Copy out the listing in full, exactly as written, but not its pictures.

** INPUT DATA **
*-*-*

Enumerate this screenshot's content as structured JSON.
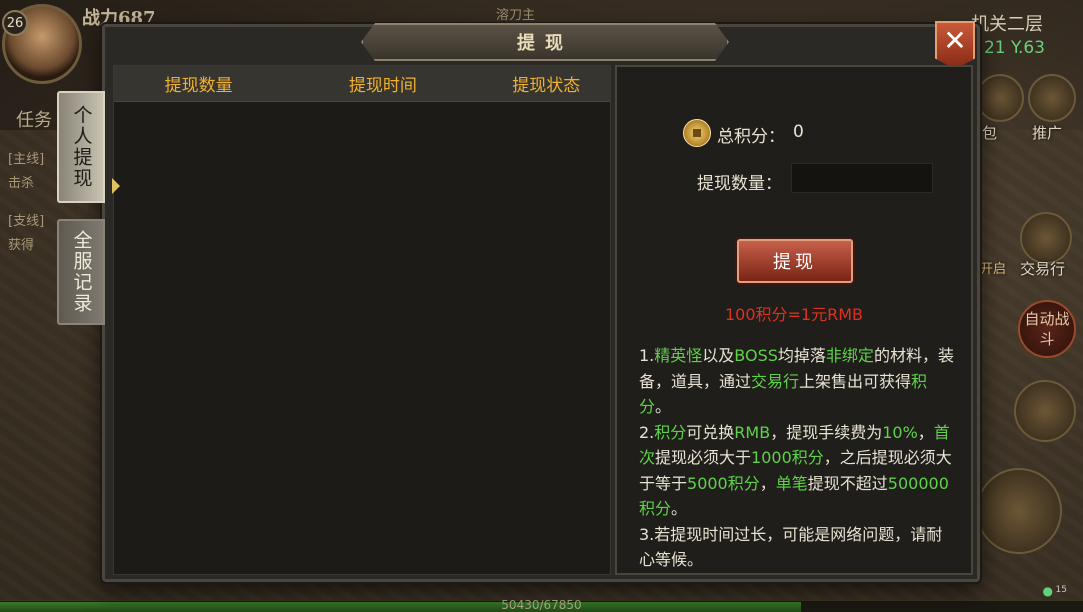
{
  "hud": {
    "level": "26",
    "power": "战力687",
    "map_top": "溶刀主",
    "map_name": "机关二层",
    "coords": "21 Y.63",
    "task_tab": "任务",
    "task_main": "[主线]",
    "task_main_detail": "击杀",
    "task_side": "[支线]",
    "task_side_detail": "获得",
    "bag_label": "包",
    "promo_label": "推广",
    "trade_label": "交易行",
    "open_label": "开启",
    "auto_fight": "自动战斗",
    "hp_text": "50430/67850",
    "wifi_num": "15"
  },
  "dialog": {
    "title": "提现",
    "close_icon": "close-icon",
    "tabs": [
      {
        "label": "个人提现",
        "active": true
      },
      {
        "label": "全服记录",
        "active": false
      }
    ],
    "list": {
      "columns": [
        "提现数量",
        "提现时间",
        "提现状态"
      ],
      "rows": []
    },
    "panel": {
      "total_label": "总积分：",
      "total_value": "0",
      "amount_label": "提现数量：",
      "amount_value": "",
      "withdraw_button": "提现",
      "rate": "100积分=1元RMB",
      "rules": [
        {
          "t": "1.",
          "c": ""
        },
        {
          "t": "精英怪",
          "c": "g"
        },
        {
          "t": "以及",
          "c": ""
        },
        {
          "t": "BOSS",
          "c": "g"
        },
        {
          "t": "均掉落",
          "c": ""
        },
        {
          "t": "非绑定",
          "c": "g"
        },
        {
          "t": "的材料，装备，道具，通过",
          "c": ""
        },
        {
          "t": "交易行",
          "c": "g"
        },
        {
          "t": "上架售出可获得",
          "c": ""
        },
        {
          "t": "积分",
          "c": "g"
        },
        {
          "t": "。",
          "c": ""
        },
        {
          "t": "\n2.",
          "c": ""
        },
        {
          "t": "积分",
          "c": "g"
        },
        {
          "t": "可兑换",
          "c": ""
        },
        {
          "t": "RMB",
          "c": "g"
        },
        {
          "t": "，提现手续费为",
          "c": ""
        },
        {
          "t": "10%",
          "c": "g"
        },
        {
          "t": "，",
          "c": ""
        },
        {
          "t": "首次",
          "c": "g"
        },
        {
          "t": "提现必须大于",
          "c": ""
        },
        {
          "t": "1000积分",
          "c": "g"
        },
        {
          "t": "，之后提现必须大于等于",
          "c": ""
        },
        {
          "t": "5000积分",
          "c": "g"
        },
        {
          "t": "，",
          "c": ""
        },
        {
          "t": "单笔",
          "c": "g"
        },
        {
          "t": "提现不超过",
          "c": ""
        },
        {
          "t": "500000积分",
          "c": "g"
        },
        {
          "t": "。",
          "c": ""
        },
        {
          "t": "\n3.若提现时间过长，可能是网络问题，请耐心等候。",
          "c": ""
        }
      ]
    }
  },
  "colors": {
    "accent_header": "#f0b030",
    "highlight_green": "#5fd24a",
    "rate_red": "#e03020",
    "button_red": "#c6604a"
  }
}
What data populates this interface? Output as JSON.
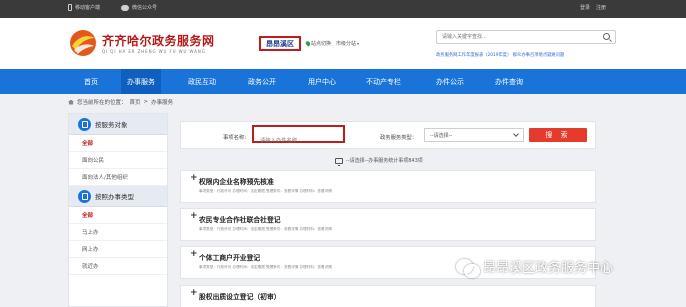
{
  "topbar": {
    "mobile_label": "移动客户端",
    "wechat_label": "微信公众号",
    "login_label": "登录",
    "register_label": "注册"
  },
  "header": {
    "site_title": "齐齐哈尔政务服务网",
    "site_subtitle": "QI QI HA ER ZHENG WU FU WU WANG",
    "region": "昂昂溪区",
    "switch_label": "站点切换",
    "city_label": "市级分站",
    "search_placeholder": "请输入关键字查找...",
    "notice_text": "政务服务网工作年度报表（2019年度） 群众办事百项堵点疑难问题"
  },
  "nav": {
    "items": [
      "首页",
      "办事服务",
      "政民互动",
      "政务公开",
      "用户中心",
      "不动产专栏",
      "办件公示",
      "办件查询"
    ],
    "active": "办事服务"
  },
  "breadcrumb": {
    "prefix": "您当前所在的位置：",
    "home": "首页",
    "sep": ">",
    "current": "办事服务"
  },
  "sidebar": {
    "section1_title": "按服务对象",
    "section1_items": [
      "全部",
      "面向公民",
      "面向法人/其他组织"
    ],
    "section2_title": "按照办事类型",
    "section2_items": [
      "全部",
      "马上办",
      "网上办",
      "就近办"
    ]
  },
  "filter": {
    "item_name_label": "事项名称：",
    "item_name_placeholder": "请输入办件名称",
    "service_type_label": "政务服务类型：",
    "service_type_value": "--请选择--",
    "search_button": "搜 索"
  },
  "summary": {
    "text": "--请选择--办事服务统计事项843项"
  },
  "services": [
    {
      "title": "权限内企业名称预先核准",
      "meta": "事项类型：行政许可 办理时间：法定期限 受理条件：查看详情 办理材料：查看详情"
    },
    {
      "title": "农民专业合作社联合社登记",
      "meta": "事项类型：行政许可 办理时间：法定期限 受理条件：查看详情 办理材料：查看详情"
    },
    {
      "title": "个体工商户开业登记",
      "meta": "事项类型：行政许可 办理时间：法定期限 受理条件：查看详情 办理材料：查看详情"
    },
    {
      "title": "股权出质设立登记（初审）",
      "meta": ""
    }
  ],
  "watermark": {
    "text": "昂昂溪区政务服务中心"
  },
  "colors": {
    "nav_blue": "#1a73d9",
    "brand_red": "#b41a1a",
    "highlight_red": "#c31a1a",
    "button_red": "#e53b2c"
  }
}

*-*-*

** SOLUTION TO THIS PROBLEM **
Enumerate this screenshot's content as structured JSON.
{
  "hud": {
    "level": "26",
    "power": "战力687",
    "map_top": "溶刀主",
    "map_name": "机关二层",
    "coords": "21 Y.63",
    "task_tab": "任务",
    "task_main": "[主线]",
    "task_main_detail": "击杀",
    "task_side": "[支线]",
    "task_side_detail": "获得",
    "bag_label": "包",
    "promo_label": "推广",
    "trade_label": "交易行",
    "open_label": "开启",
    "auto_fight": "自动战斗",
    "hp_text": "50430/67850",
    "wifi_num": "15"
  },
  "dialog": {
    "title": "提现",
    "close_icon": "close-icon",
    "tabs": [
      {
        "label": "个人提现",
        "active": true
      },
      {
        "label": "全服记录",
        "active": false
      }
    ],
    "list": {
      "columns": [
        "提现数量",
        "提现时间",
        "提现状态"
      ],
      "rows": []
    },
    "panel": {
      "total_label": "总积分：",
      "total_value": "0",
      "amount_label": "提现数量：",
      "amount_value": "",
      "withdraw_button": "提现",
      "rate": "100积分=1元RMB",
      "rules": [
        {
          "t": "1.",
          "c": ""
        },
        {
          "t": "精英怪",
          "c": "g"
        },
        {
          "t": "以及",
          "c": ""
        },
        {
          "t": "BOSS",
          "c": "g"
        },
        {
          "t": "均掉落",
          "c": ""
        },
        {
          "t": "非绑定",
          "c": "g"
        },
        {
          "t": "的材料，装备，道具，通过",
          "c": ""
        },
        {
          "t": "交易行",
          "c": "g"
        },
        {
          "t": "上架售出可获得",
          "c": ""
        },
        {
          "t": "积分",
          "c": "g"
        },
        {
          "t": "。",
          "c": ""
        },
        {
          "t": "\n2.",
          "c": ""
        },
        {
          "t": "积分",
          "c": "g"
        },
        {
          "t": "可兑换",
          "c": ""
        },
        {
          "t": "RMB",
          "c": "g"
        },
        {
          "t": "，提现手续费为",
          "c": ""
        },
        {
          "t": "10%",
          "c": "g"
        },
        {
          "t": "，",
          "c": ""
        },
        {
          "t": "首次",
          "c": "g"
        },
        {
          "t": "提现必须大于",
          "c": ""
        },
        {
          "t": "1000积分",
          "c": "g"
        },
        {
          "t": "，之后提现必须大于等于",
          "c": ""
        },
        {
          "t": "5000积分",
          "c": "g"
        },
        {
          "t": "，",
          "c": ""
        },
        {
          "t": "单笔",
          "c": "g"
        },
        {
          "t": "提现不超过",
          "c": ""
        },
        {
          "t": "500000积分",
          "c": "g"
        },
        {
          "t": "。",
          "c": ""
        },
        {
          "t": "\n3.若提现时间过长，可能是网络问题，请耐心等候。",
          "c": ""
        }
      ]
    }
  },
  "colors": {
    "accent_header": "#f0b030",
    "highlight_green": "#5fd24a",
    "rate_red": "#e03020",
    "button_red": "#c6604a"
  }
}
What data populates this interface? Output as JSON.
{
  "topbar": {
    "mobile_label": "移动客户端",
    "wechat_label": "微信公众号",
    "login_label": "登录",
    "register_label": "注册"
  },
  "header": {
    "site_title": "齐齐哈尔政务服务网",
    "site_subtitle": "QI QI HA ER ZHENG WU FU WU WANG",
    "region": "昂昂溪区",
    "switch_label": "站点切换",
    "city_label": "市级分站",
    "search_placeholder": "请输入关键字查找...",
    "notice_text": "政务服务网工作年度报表（2019年度） 群众办事百项堵点疑难问题"
  },
  "nav": {
    "items": [
      "首页",
      "办事服务",
      "政民互动",
      "政务公开",
      "用户中心",
      "不动产专栏",
      "办件公示",
      "办件查询"
    ],
    "active": "办事服务"
  },
  "breadcrumb": {
    "prefix": "您当前所在的位置：",
    "home": "首页",
    "sep": ">",
    "current": "办事服务"
  },
  "sidebar": {
    "section1_title": "按服务对象",
    "section1_items": [
      "全部",
      "面向公民",
      "面向法人/其他组织"
    ],
    "section2_title": "按照办事类型",
    "section2_items": [
      "全部",
      "马上办",
      "网上办",
      "就近办"
    ]
  },
  "filter": {
    "item_name_label": "事项名称：",
    "item_name_placeholder": "请输入办件名称",
    "service_type_label": "政务服务类型：",
    "service_type_value": "--请选择--",
    "search_button": "搜 索"
  },
  "summary": {
    "text": "--请选择--办事服务统计事项843项"
  },
  "services": [
    {
      "title": "权限内企业名称预先核准",
      "meta": "事项类型：行政许可 办理时间：法定期限 受理条件：查看详情 办理材料：查看详情"
    },
    {
      "title": "农民专业合作社联合社登记",
      "meta": "事项类型：行政许可 办理时间：法定期限 受理条件：查看详情 办理材料：查看详情"
    },
    {
      "title": "个体工商户开业登记",
      "meta": "事项类型：行政许可 办理时间：法定期限 受理条件：查看详情 办理材料：查看详情"
    },
    {
      "title": "股权出质设立登记（初审）",
      "meta": ""
    }
  ],
  "watermark": {
    "text": "昂昂溪区政务服务中心"
  },
  "colors": {
    "nav_blue": "#1a73d9",
    "brand_red": "#b41a1a",
    "highlight_red": "#c31a1a",
    "button_red": "#e53b2c"
  }
}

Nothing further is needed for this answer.